U.S. Classification423/239.1, 423/213.5, 423/213.2
International ClassificationB01J23/10, B01J23/04, B01J23/78, F01N3/20, B01D53/94
Cooperative ClassificationF01N2610/08, B01D2255/20761, B01D2258/012, F01N2610/1453, B01J23/10, B01D2255/2065, F01N3/0253, B01D53/9418, B01J23/78, B01D2255/2073, B01D2255/2063, B01J23/04, B01D53/9495, B01D2255/202, F01N2610/03, B01D53/9431, B01D2255/20746
European ClassificationB01J23/10, B01D53/94F2C2, B01J23/78, B01D53/94Y, B01D53/94F2D, B01J23/04, F01N3/025B
Legal Events
DateCodeEventDescription
Jan 3, 2001FPAYFee payment
Year of fee payment: 4
Oct 24, 2001ASAssignment
Owner name: KOKAT INC., KOREA, REPUBLIC OF
Free format text: ASSIGNMENT OF ASSIGNORS INTEREST;ASSIGNOR:RIKEN, KABUSHIKI KAISHA;REEL/FRAME:012280/0814
Effective date: 20010924
Jul 8, 2005LAPSLapse for failure to pay maintenance fees

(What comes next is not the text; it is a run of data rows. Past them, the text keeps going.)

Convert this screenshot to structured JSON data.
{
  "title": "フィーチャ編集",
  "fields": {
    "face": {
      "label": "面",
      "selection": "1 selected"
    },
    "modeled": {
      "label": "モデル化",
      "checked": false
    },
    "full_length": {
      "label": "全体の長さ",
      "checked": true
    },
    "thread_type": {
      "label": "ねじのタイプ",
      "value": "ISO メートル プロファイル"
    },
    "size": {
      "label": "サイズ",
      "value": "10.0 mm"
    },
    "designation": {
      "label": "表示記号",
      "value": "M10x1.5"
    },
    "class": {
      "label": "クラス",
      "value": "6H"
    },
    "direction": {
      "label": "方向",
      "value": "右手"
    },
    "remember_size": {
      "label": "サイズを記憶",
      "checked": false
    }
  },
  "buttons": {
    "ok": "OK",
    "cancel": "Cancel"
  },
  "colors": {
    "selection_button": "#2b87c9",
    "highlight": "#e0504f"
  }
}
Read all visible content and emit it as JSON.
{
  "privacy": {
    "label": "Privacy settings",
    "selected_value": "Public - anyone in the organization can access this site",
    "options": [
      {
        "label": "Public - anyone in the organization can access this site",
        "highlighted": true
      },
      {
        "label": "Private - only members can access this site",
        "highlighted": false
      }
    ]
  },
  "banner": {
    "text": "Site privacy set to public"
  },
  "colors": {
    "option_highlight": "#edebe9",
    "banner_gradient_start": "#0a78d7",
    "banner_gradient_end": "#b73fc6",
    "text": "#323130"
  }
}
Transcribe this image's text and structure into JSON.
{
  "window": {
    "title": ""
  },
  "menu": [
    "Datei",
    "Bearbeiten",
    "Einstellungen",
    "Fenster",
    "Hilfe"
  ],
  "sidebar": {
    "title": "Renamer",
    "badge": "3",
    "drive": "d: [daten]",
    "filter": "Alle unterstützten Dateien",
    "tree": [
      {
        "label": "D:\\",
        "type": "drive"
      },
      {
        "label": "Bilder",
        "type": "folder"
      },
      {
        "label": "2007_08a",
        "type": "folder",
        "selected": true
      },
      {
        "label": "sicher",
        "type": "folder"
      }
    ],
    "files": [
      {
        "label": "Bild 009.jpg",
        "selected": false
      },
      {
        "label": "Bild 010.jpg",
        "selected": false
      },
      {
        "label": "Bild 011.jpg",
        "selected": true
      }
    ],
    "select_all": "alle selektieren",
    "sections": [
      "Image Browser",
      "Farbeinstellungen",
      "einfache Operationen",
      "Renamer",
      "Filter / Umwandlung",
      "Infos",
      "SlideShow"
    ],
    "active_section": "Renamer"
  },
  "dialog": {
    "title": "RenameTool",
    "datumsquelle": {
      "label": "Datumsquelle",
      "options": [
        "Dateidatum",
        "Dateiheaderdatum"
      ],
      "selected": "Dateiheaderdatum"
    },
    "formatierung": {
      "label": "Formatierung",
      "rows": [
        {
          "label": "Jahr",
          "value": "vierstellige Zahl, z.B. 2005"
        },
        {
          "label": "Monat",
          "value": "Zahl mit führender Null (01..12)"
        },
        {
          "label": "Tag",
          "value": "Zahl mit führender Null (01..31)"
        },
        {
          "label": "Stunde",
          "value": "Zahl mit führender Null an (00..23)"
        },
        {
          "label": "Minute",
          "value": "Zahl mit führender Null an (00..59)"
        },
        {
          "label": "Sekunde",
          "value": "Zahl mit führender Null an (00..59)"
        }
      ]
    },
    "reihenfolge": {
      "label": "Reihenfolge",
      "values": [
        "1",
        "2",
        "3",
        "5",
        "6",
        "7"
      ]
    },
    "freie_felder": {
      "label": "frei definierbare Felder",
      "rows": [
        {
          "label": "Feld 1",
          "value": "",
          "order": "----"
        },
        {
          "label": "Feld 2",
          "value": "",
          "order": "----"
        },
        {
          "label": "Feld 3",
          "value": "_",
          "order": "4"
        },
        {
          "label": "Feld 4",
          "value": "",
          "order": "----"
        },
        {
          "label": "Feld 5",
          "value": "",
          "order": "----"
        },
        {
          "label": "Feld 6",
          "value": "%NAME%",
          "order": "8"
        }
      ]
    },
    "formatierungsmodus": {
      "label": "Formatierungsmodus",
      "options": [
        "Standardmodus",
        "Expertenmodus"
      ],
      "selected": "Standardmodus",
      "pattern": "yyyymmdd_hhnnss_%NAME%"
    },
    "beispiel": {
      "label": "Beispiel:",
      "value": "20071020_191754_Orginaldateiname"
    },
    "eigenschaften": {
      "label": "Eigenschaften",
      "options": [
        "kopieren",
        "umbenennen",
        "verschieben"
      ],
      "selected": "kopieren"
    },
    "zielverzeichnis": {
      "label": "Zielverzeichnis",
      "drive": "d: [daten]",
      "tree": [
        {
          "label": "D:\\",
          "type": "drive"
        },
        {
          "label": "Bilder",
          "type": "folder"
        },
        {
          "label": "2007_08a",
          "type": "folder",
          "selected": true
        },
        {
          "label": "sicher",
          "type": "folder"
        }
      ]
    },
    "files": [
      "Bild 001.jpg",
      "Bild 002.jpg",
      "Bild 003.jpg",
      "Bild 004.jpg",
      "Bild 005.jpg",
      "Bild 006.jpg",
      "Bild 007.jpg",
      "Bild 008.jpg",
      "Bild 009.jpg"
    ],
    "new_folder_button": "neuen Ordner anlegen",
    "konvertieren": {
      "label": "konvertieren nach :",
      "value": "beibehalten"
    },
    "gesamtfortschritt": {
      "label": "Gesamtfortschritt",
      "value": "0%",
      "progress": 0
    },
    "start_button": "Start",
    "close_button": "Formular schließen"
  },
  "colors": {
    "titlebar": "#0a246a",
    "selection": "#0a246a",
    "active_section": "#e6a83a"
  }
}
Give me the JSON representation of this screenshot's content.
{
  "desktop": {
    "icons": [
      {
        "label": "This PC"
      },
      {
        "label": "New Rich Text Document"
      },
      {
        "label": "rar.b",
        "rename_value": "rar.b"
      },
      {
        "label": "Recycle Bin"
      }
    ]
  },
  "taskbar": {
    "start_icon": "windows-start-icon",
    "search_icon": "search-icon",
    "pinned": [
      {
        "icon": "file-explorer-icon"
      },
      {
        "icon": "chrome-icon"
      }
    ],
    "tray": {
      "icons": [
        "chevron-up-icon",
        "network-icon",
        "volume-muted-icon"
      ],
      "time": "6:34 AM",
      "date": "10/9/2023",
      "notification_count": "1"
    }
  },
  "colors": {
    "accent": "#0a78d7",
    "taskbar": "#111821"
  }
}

Sep 6, 2005FPExpired due to failure to pay maintenance fee
Effective date: 20050708